Problem to work on
From the first record to the last, write out each one exactly.

Records provided

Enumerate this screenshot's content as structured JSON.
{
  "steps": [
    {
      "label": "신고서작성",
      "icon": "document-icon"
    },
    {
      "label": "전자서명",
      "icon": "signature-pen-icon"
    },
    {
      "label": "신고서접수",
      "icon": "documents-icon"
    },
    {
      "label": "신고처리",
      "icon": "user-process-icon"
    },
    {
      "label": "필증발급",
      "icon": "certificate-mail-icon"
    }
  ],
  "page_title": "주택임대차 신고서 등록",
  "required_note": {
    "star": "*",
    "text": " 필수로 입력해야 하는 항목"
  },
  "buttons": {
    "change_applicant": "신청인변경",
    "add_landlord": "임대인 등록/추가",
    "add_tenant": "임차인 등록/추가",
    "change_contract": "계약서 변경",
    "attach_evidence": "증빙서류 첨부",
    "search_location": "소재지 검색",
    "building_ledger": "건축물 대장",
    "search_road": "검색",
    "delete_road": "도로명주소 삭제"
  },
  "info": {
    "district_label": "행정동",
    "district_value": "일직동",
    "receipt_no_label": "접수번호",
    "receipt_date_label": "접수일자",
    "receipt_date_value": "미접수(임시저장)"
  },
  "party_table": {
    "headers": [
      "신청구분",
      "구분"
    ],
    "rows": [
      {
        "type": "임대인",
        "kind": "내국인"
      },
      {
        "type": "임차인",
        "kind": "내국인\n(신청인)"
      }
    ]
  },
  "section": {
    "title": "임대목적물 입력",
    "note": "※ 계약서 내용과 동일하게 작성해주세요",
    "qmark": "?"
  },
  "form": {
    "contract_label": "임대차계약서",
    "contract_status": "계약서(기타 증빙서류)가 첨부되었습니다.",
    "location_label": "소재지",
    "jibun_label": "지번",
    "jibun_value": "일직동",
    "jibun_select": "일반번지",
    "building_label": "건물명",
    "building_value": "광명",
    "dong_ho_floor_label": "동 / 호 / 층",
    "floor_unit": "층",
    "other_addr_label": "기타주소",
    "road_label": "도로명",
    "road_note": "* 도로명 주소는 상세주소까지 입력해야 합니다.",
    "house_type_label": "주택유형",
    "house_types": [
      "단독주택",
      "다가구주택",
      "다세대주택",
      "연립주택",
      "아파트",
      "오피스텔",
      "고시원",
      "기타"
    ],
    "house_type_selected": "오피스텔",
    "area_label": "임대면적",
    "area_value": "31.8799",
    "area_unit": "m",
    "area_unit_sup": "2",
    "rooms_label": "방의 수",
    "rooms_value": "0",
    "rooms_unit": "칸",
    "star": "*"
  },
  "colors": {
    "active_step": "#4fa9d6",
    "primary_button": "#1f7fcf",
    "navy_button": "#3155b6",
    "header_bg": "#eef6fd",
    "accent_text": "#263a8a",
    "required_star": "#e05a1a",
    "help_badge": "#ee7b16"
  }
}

Task result
Enumerate this screenshot's content as structured JSON.
{
  "steps": [
    {
      "label": "신고서작성",
      "icon": "document-icon"
    },
    {
      "label": "전자서명",
      "icon": "signature-pen-icon"
    },
    {
      "label": "신고서접수",
      "icon": "documents-icon"
    },
    {
      "label": "신고처리",
      "icon": "user-process-icon"
    },
    {
      "label": "필증발급",
      "icon": "certificate-mail-icon"
    }
  ],
  "page_title": "주택임대차 신고서 등록",
  "required_note": {
    "star": "*",
    "text": " 필수로 입력해야 하는 항목"
  },
  "buttons": {
    "change_applicant": "신청인변경",
    "add_landlord": "임대인 등록/추가",
    "add_tenant": "임차인 등록/추가",
    "change_contract": "계약서 변경",
    "attach_evidence": "증빙서류 첨부",
    "search_location": "소재지 검색",
    "building_ledger": "건축물 대장",
    "search_road": "검색",
    "delete_road": "도로명주소 삭제"
  },
  "info": {
    "district_label": "행정동",
    "district_value": "일직동",
    "receipt_no_label": "접수번호",
    "receipt_date_label": "접수일자",
    "receipt_date_value": "미접수(임시저장)"
  },
  "party_table": {
    "headers": [
      "신청구분",
      "구분"
    ],
    "rows": [
      {
        "type": "임대인",
        "kind": "내국인"
      },
      {
        "type": "임차인",
        "kind": "내국인\n(신청인)"
      }
    ]
  },
  "section": {
    "title": "임대목적물 입력",
    "note": "※ 계약서 내용과 동일하게 작성해주세요",
    "qmark": "?"
  },
  "form": {
    "contract_label": "임대차계약서",
    "contract_status": "계약서(기타 증빙서류)가 첨부되었습니다.",
    "location_label": "소재지",
    "jibun_label": "지번",
    "jibun_value": "일직동",
    "jibun_select": "일반번지",
    "building_label": "건물명",
    "building_value": "광명",
    "dong_ho_floor_label": "동 / 호 / 층",
    "floor_unit": "층",
    "other_addr_label": "기타주소",
    "road_label": "도로명",
    "road_note": "* 도로명 주소는 상세주소까지 입력해야 합니다.",
    "house_type_label": "주택유형",
    "house_types": [
      "단독주택",
      "다가구주택",
      "다세대주택",
      "연립주택",
      "아파트",
      "오피스텔",
      "고시원",
      "기타"
    ],
    "house_type_selected": "오피스텔",
    "area_label": "임대면적",
    "area_value": "31.8799",
    "area_unit": "m",
    "area_unit_sup": "2",
    "rooms_label": "방의 수",
    "rooms_value": "0",
    "rooms_unit": "칸",
    "star": "*"
  },
  "colors": {
    "active_step": "#4fa9d6",
    "primary_button": "#1f7fcf",
    "navy_button": "#3155b6",
    "header_bg": "#eef6fd",
    "accent_text": "#263a8a",
    "required_star": "#e05a1a",
    "help_badge": "#ee7b16"
  }
}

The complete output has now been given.